The NOFA/RI Organic Farm Advisor program provides FREE technical guidance to commercial farmers wishing to implement organic methods on their farms and in their marketing efforts.
Experienced organic farmers are paired with aspiring, new or transitioning farmers and provide assistance in many areas.
Farmers seeking FREE organic farming technical assistance may view and print the Organic Farm Assistance Application here.
Send the completed application or questions to NOFA/RI at firstname.lastname@example.org or mail to NOFA/RI 247 Evans Road, Chepachet, RI 02814.
Areas or topics for assistance include:
- Farm and/or ranch planning
- Marketing, business planning, record keeping
- Soil health
- Raised bed production
- Cover crops and crop rotation
- Pest and disease management
- Greenhouse and high tunnel growing
- Safe tractor, tool and implement use
- Salad green production
- Cut flower production
- Growing herbs and producing herbal products
- Livestock production and marketing
- Fencing, rotational grazing
- Pasture, forage health
- Weed control
- Post-harvest handling and marketing
- Value added production and marketing
- Marketing at Farmer’s Markets
- Organic certification and NRCS assistance applications
Farmers receiving assistance may be working towards organic certification, or they may wish to produce their crops in a more sustainable manner.
Application for Organic Farming or Livestock Assistance
Organic Farm Advisors may meet with Advisees in-person, tour Advisees’ farms or visit other sites together.
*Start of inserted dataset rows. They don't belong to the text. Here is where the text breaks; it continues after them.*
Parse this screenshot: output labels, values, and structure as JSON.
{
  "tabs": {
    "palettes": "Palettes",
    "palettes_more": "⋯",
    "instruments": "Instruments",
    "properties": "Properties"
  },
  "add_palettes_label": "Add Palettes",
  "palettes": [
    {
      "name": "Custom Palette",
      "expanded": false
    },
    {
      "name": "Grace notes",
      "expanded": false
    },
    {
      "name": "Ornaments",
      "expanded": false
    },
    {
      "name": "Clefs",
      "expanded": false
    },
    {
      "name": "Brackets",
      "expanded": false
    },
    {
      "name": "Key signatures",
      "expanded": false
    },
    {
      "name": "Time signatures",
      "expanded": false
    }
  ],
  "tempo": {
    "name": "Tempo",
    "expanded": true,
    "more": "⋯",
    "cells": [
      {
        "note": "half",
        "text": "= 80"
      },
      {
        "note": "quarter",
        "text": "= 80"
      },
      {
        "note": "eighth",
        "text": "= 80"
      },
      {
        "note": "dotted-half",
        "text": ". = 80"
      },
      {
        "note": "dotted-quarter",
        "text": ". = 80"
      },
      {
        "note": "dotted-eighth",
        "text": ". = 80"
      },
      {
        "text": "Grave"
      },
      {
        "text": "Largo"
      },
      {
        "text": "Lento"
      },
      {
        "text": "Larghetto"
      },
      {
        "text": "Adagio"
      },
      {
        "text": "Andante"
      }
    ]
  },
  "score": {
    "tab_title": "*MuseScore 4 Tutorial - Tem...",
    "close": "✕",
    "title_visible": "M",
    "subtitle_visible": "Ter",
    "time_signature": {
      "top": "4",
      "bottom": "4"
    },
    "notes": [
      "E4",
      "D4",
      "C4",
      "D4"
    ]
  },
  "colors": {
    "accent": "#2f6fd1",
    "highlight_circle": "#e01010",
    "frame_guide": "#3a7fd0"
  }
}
On Call Organic Farm Advisors are also available via email to email@example.com or a call to (401) 523-2653.
View summaries of On Call Organic Farm Advisor/Advisee discussions here as they become available.
NOFA/RI Organic Farm Advisors:
Christina Dedora, Blue Skys Farm, Cranston
Christina has experience growing and selling vegetables, herbs, and ornamental crops.
Favorite crops: vegetables, cut flowers and herbs
Special skills: seedling production and field growing of cut flowers and herbs; marketing at Farmer’s Markets
John Kenny, Big Train Farm, North Scituate
John has experience working with antique and modern tractors. He teaches tractor operations to farmers. John hosts workshops on agriculture, natural science and field botany.
Special Skills: soil test interpretation and field planning
Diana Kushner, Arcadian Fields, Hopkinton
Diana’s farm is meticulously tended. She helps farmers navigate the organic certification process.
Favorite crops: heirloom tomatoes, basil, teenage lettuce, carrots
Special skills: weed control, cover crops and organic certification
Steve Ramos, Steve’s Organic Produce, Bristol
Steve is one of RI’s first organic farmers. He earns his living on a small farm under 2 acres.
Favorite crops: specialty vegetables, herbs and small fruits
Special skills: intensive growing, season extension, restaurant marketing
Derek Christianson, Brix Bounty Farm Dartmouth, MA
Derek is a farmer and educator on soil nutrients. He has experience with small and large-scale farming.
Favorite crops: all vegetables
Special skills: nutrient-dense food production
NOFA/RI welcomes additional Organic Farm and Livestock Advisors. Compensation and mileage reimbursement is available through a generous USDA Specialty Crop Block Program grant for farm viability via the RI Department of Environmental Management’s Division of Agriculture and a USDA Beginning Farmer and Rancher Development Program grant sponsored by the Southside Community Land Trust. These grants seek to enhance farmers’ ability to grow and market their crops or livestock.
Farmers seeking FREE organic farming or livestock technical assistance may view and print the Organic Farm Advisee application here or the Organic Livestock Advisee application here. Send the completed application or questions to NOFA/RI at firstname.lastname@example.org or call (401) 523-2653.
Specialty Crops Training, as defined by this USDA-supported program, includes fruits, dried fruit, tree nuts, vegetables, nursery crops, Christmas trees, floriculture, cut flowers, honey, hops and turf grass production. Program participants learn how to enhance their market competitiveness with their specialty crops through: research, promotion, marketing, nutrition, trade enhancement, food safety, food security, plant health programs, education, “Buy Local” programs, increased consumption, increased innovation, improved efficiency and/or reduced costs of distribution systems, environmental conservation, product development and/or developing cooperatives.